■ **Exercise directions**
Pull every line of the entries that has the word "true".

■ **Data records for software interfaces**
-=-=-=-=-
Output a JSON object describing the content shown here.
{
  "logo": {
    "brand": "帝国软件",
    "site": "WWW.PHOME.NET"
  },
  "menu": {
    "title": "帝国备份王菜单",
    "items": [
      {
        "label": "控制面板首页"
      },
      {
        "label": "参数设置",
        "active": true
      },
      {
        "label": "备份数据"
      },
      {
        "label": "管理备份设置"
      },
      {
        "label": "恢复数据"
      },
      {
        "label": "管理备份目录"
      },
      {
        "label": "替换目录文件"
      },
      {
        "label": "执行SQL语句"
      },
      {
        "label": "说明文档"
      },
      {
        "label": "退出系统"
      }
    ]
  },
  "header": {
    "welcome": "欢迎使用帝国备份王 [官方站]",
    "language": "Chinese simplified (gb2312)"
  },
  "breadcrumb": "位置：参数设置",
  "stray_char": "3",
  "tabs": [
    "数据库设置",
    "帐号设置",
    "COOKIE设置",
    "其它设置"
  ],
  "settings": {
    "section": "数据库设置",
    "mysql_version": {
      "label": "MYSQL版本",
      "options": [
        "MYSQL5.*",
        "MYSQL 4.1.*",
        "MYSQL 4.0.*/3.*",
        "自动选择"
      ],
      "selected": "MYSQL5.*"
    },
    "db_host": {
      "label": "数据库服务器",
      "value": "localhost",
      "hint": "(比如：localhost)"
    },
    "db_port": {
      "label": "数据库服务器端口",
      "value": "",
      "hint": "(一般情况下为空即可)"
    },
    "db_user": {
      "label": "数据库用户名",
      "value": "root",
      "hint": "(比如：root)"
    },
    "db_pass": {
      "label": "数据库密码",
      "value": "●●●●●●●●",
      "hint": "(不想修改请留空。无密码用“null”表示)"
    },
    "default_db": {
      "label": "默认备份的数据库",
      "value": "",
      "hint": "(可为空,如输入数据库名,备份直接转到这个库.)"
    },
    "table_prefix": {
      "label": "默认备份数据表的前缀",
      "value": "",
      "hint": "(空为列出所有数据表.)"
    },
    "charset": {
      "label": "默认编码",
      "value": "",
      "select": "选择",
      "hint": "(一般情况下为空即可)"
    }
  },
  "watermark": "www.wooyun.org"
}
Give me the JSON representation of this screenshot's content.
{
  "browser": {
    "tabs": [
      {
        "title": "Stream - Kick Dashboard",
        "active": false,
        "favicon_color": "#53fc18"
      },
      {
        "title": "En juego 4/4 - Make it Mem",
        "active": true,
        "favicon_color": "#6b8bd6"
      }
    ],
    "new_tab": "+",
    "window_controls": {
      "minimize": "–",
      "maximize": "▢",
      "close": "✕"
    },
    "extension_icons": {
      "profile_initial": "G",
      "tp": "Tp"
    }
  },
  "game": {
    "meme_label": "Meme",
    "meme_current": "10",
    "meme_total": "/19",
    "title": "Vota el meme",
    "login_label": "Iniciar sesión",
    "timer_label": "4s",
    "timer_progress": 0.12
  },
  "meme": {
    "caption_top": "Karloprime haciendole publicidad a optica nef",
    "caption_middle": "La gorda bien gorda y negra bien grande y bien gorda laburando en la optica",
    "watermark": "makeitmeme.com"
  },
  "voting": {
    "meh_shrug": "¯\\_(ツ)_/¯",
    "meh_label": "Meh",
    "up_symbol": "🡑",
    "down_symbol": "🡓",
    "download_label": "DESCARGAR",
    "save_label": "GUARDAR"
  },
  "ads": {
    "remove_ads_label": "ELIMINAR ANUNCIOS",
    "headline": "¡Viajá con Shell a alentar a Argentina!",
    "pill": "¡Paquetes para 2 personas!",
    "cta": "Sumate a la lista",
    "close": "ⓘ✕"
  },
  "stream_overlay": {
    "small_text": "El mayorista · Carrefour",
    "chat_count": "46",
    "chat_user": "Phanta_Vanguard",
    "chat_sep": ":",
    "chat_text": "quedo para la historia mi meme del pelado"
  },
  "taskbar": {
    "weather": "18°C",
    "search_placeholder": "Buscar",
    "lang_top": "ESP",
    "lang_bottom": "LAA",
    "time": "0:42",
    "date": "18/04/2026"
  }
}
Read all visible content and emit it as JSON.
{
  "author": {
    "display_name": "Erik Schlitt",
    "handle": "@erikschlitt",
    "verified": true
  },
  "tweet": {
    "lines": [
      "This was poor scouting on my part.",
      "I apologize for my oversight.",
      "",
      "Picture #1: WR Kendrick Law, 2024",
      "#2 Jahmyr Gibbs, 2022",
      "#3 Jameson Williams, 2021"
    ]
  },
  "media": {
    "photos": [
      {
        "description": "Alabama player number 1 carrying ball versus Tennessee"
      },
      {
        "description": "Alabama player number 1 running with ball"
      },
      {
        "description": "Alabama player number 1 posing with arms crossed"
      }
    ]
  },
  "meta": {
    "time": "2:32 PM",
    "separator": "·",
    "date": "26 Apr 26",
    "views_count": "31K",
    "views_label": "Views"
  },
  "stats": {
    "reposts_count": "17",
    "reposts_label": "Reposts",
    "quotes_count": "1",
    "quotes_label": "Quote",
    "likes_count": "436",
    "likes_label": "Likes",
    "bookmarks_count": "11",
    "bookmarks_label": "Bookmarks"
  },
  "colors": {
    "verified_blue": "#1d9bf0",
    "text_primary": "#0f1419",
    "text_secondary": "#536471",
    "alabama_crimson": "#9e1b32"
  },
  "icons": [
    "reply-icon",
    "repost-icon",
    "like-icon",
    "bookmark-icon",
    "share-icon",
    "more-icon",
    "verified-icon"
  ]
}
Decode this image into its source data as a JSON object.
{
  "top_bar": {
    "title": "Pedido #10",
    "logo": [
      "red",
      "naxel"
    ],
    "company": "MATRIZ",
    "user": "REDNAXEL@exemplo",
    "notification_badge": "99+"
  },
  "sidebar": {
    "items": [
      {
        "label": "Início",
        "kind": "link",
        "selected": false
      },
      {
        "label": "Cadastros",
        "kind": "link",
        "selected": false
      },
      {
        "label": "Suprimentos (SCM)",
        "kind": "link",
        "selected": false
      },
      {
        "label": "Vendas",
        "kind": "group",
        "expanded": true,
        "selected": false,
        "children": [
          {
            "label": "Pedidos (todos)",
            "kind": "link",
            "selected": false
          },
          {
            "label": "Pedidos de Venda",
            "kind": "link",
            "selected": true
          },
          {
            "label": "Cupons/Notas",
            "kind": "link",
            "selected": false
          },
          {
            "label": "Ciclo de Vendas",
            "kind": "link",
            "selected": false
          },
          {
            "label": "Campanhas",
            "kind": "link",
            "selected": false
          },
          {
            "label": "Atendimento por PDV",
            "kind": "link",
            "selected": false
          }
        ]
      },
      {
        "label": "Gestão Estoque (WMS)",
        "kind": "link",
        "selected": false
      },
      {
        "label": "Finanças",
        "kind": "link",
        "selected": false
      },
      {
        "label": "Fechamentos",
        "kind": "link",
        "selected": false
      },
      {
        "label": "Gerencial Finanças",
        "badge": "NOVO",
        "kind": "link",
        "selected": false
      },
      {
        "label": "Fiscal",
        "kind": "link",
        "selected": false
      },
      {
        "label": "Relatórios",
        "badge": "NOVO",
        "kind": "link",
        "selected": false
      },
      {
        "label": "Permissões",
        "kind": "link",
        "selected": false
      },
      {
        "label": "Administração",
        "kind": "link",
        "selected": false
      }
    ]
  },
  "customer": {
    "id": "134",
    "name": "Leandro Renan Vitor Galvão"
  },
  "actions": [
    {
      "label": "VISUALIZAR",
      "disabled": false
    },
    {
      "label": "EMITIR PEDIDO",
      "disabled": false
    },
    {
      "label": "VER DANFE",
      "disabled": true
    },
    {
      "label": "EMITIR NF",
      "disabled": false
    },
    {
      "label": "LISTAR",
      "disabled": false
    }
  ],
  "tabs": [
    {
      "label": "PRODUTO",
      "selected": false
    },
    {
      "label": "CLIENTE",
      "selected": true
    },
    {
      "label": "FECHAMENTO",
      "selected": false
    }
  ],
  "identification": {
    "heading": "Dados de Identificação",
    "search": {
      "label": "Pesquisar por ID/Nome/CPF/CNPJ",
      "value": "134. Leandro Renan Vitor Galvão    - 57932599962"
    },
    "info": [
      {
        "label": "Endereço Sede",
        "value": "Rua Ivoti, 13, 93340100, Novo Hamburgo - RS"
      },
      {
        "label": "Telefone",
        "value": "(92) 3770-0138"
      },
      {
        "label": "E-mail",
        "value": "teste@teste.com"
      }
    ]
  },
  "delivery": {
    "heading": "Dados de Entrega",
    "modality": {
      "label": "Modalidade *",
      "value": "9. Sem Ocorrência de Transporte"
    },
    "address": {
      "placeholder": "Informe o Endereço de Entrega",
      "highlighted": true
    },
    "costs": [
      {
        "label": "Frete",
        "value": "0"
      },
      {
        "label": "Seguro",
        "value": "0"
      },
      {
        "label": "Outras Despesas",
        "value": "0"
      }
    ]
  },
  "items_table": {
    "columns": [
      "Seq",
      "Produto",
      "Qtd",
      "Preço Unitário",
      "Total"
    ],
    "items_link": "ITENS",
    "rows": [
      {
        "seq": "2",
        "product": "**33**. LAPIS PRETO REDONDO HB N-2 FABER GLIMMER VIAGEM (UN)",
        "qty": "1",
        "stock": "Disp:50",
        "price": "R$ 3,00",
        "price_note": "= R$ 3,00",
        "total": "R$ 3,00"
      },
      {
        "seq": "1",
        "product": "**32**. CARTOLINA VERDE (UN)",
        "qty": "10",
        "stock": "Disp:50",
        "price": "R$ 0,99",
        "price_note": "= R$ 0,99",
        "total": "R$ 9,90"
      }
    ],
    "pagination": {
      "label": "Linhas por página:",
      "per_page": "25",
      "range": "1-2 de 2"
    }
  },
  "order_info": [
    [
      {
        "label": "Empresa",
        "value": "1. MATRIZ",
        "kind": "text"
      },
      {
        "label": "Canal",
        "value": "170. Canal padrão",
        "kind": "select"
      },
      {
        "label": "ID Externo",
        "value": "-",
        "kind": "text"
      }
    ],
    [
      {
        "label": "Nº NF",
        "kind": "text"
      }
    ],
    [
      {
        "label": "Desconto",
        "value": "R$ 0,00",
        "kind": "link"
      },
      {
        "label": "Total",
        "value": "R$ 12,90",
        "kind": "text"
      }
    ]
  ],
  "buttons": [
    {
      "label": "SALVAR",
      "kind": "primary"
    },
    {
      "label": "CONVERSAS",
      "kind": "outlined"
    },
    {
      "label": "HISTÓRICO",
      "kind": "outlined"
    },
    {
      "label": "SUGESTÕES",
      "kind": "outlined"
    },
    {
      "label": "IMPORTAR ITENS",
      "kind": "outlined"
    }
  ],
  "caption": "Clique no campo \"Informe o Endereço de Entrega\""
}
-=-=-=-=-
■ **Result of the exercise**
        "active": true
        "active": true,
    "verified": true
        "expanded": true,
            "selected": true
      "disabled": true
      "selected": true
      "highlighted": true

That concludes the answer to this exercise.